PROBLEM STATEMENT:
Where in the data below does the word "Last" appear? Copy every line that has it.

== SUPPLIED DATA

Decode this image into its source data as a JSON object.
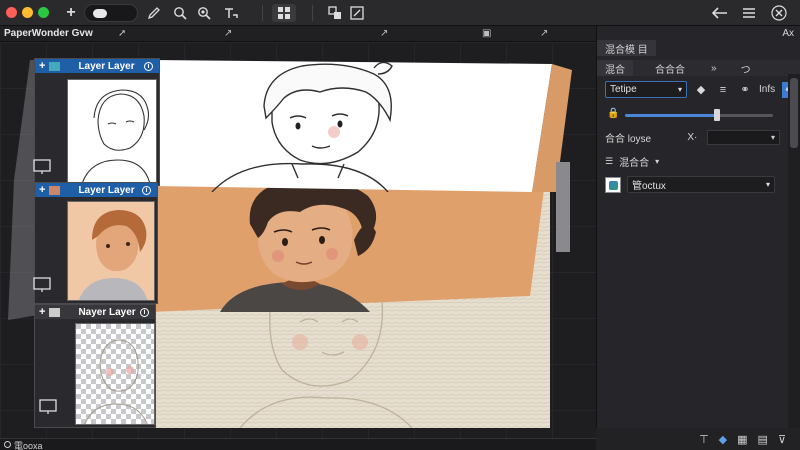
{
  "app": {
    "document_title": "PaperWonder Gvw"
  },
  "toolbar": {
    "icons": [
      "plus-icon",
      "toggle-icon",
      "pen-icon",
      "search-icon",
      "zoom-icon",
      "text-tool-icon",
      "grid-icon",
      "layers-icon",
      "edit-icon",
      "back-icon",
      "menu-icon",
      "close-icon"
    ]
  },
  "doc_tools": {
    "icons": [
      "pin-icon",
      "arrow-icon",
      "arrow-icon",
      "frame-icon",
      "arrow-icon"
    ]
  },
  "layers": [
    {
      "name": "Layer Layer",
      "active": true
    },
    {
      "name": "Layer Layer",
      "active": true
    },
    {
      "name": "Nayer Layer",
      "active": false
    }
  ],
  "panel": {
    "header_tab": "混合模 目",
    "header_right": "Ax",
    "tabs": [
      "混合",
      "合合合",
      "»",
      "つ"
    ],
    "blend_mode": "Tetipe",
    "blend_icons_text": "Infs",
    "opacity_fraction": 0.62,
    "property_label": "合合 loyse",
    "group_label": "混合合",
    "layer_select_value": "管octux"
  },
  "status": {
    "text": "電ooxa"
  },
  "colors": {
    "accent": "#3d7bd0",
    "layer_header": "#1f5fa8",
    "skin": "#e2a070",
    "paper": "#e9e2d2"
  }
}
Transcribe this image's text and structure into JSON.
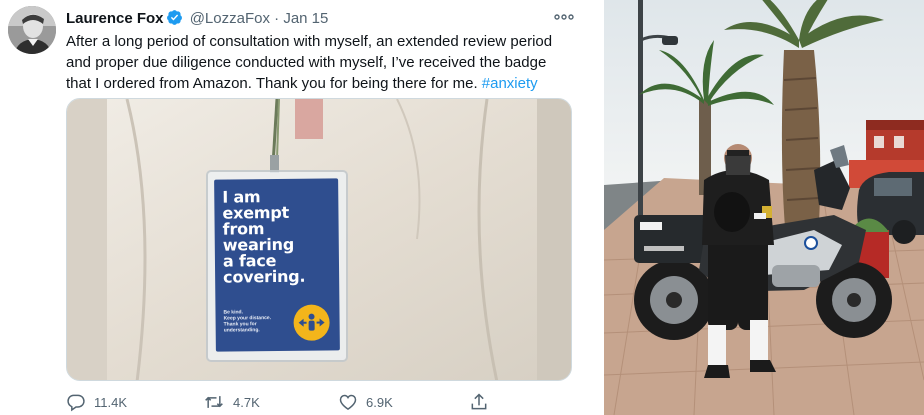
{
  "tweet": {
    "author_name": "Laurence Fox",
    "handle": "@LozzaFox",
    "separator": "·",
    "date": "Jan 15",
    "text_lines": [
      "After a long period of consultation with myself, an extended review period",
      "and proper due diligence conducted with myself, I’ve received the badge",
      "that I ordered from Amazon. Thank you for being there for me."
    ],
    "hashtag": "#anxiety",
    "badge": {
      "title": "I am\nexempt\nfrom\nwearing\na face\ncovering.",
      "small_text": "Be kind.\nKeep your distance.\nThank you for\nunderstanding."
    },
    "counts": {
      "replies": "11.4K",
      "retweets": "4.7K",
      "likes": "6.9K"
    }
  },
  "photo_panel": {
    "icons": [
      "gs-sticker",
      "bmw-roundel"
    ]
  },
  "colors": {
    "link_blue": "#1d9bf0",
    "verified_blue": "#1d9bf0",
    "muted_text": "#536471",
    "badge_blue": "#2f4e8f",
    "badge_yellow": "#f3b51b"
  }
}
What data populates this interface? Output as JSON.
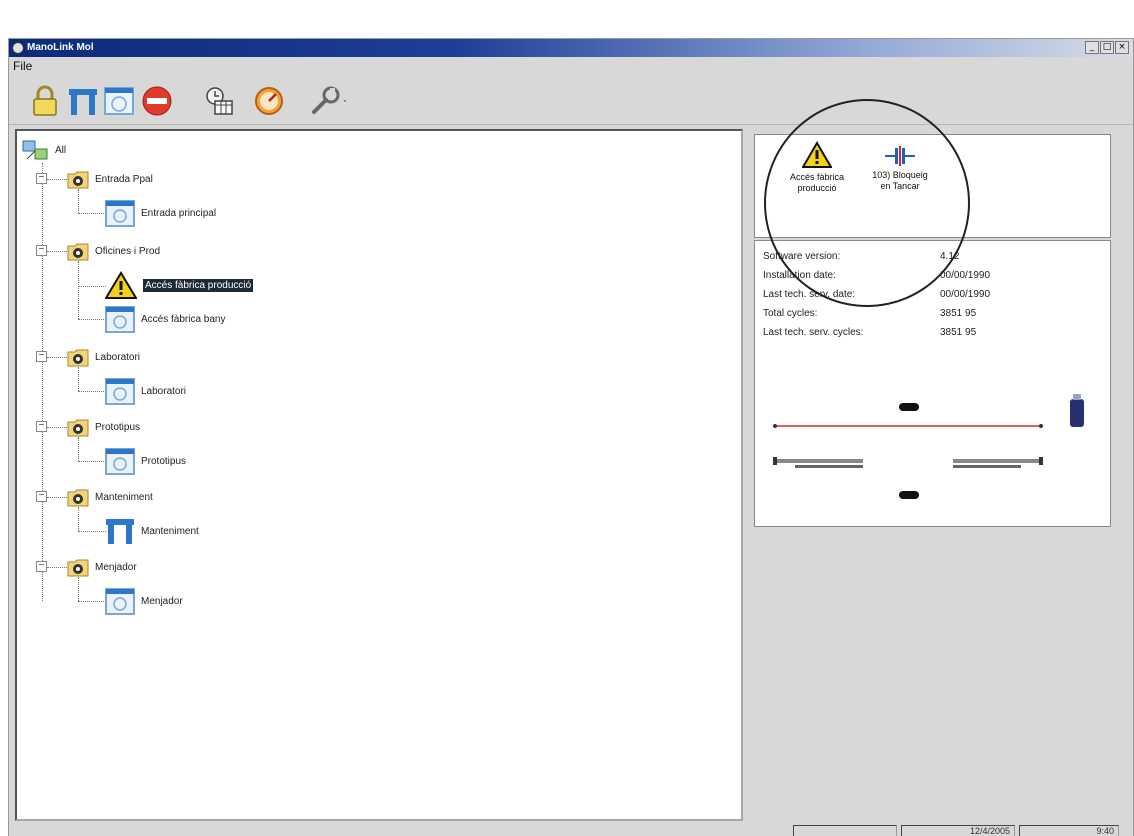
{
  "window": {
    "title_prefix": "ManoLink",
    "title_app": "Mol",
    "buttons": {
      "minimize": "_",
      "maximize": "□",
      "close": "×"
    }
  },
  "menu": {
    "file": "File"
  },
  "toolbar": {
    "icons": [
      "lock-icon",
      "gate-icon",
      "station-icon",
      "stop-icon",
      "schedule-icon",
      "gauge-icon",
      "wrench-icon"
    ],
    "dropdown_arrow": "·"
  },
  "tree": {
    "root": "All",
    "groups": [
      {
        "label": "Entrada Ppal",
        "children": [
          {
            "label": "Entrada principal",
            "icon": "station-icon"
          }
        ]
      },
      {
        "label": "Oficines i Prod",
        "children": [
          {
            "label": "Accés fàbrica producció",
            "icon": "warning-icon",
            "selected": true
          },
          {
            "label": "Accés fàbrica bany",
            "icon": "station-icon"
          }
        ]
      },
      {
        "label": "Laboratori",
        "children": [
          {
            "label": "Laboratori",
            "icon": "station-icon"
          }
        ]
      },
      {
        "label": "Prototipus",
        "children": [
          {
            "label": "Prototipus",
            "icon": "station-icon"
          }
        ]
      },
      {
        "label": "Manteniment",
        "children": [
          {
            "label": "Manteniment",
            "icon": "gate-icon"
          }
        ]
      },
      {
        "label": "Menjador",
        "children": [
          {
            "label": "Menjador",
            "icon": "station-icon"
          }
        ]
      }
    ]
  },
  "alarms": [
    {
      "line1": "Accés fàbrica",
      "line2": "producció",
      "icon": "warning-icon"
    },
    {
      "line1": "103) Bloqueig",
      "line2": "en Tancar",
      "icon": "blocked-door-icon"
    }
  ],
  "info": {
    "rows": [
      {
        "label": "Software version:",
        "value": "4.12"
      },
      {
        "label": "Installation date:",
        "value": "00/00/1990"
      },
      {
        "label": "Last tech. serv. date:",
        "value": "00/00/1990"
      },
      {
        "label": "Total cycles:",
        "value": "3851 95"
      },
      {
        "label": "Last tech. serv. cycles:",
        "value": "3851 95"
      }
    ]
  },
  "status": {
    "date": "12/4/2005",
    "time": "9:40"
  },
  "colors": {
    "title_dark": "#0b2a7a",
    "selection": "#1c2a38",
    "beam": "#e06060",
    "accent_blue": "#1e5fb8"
  }
}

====

SOLVED EXERCISE:
        "label": "Last tech. serv. date:",
        "label": "Last tech. serv. cycles:",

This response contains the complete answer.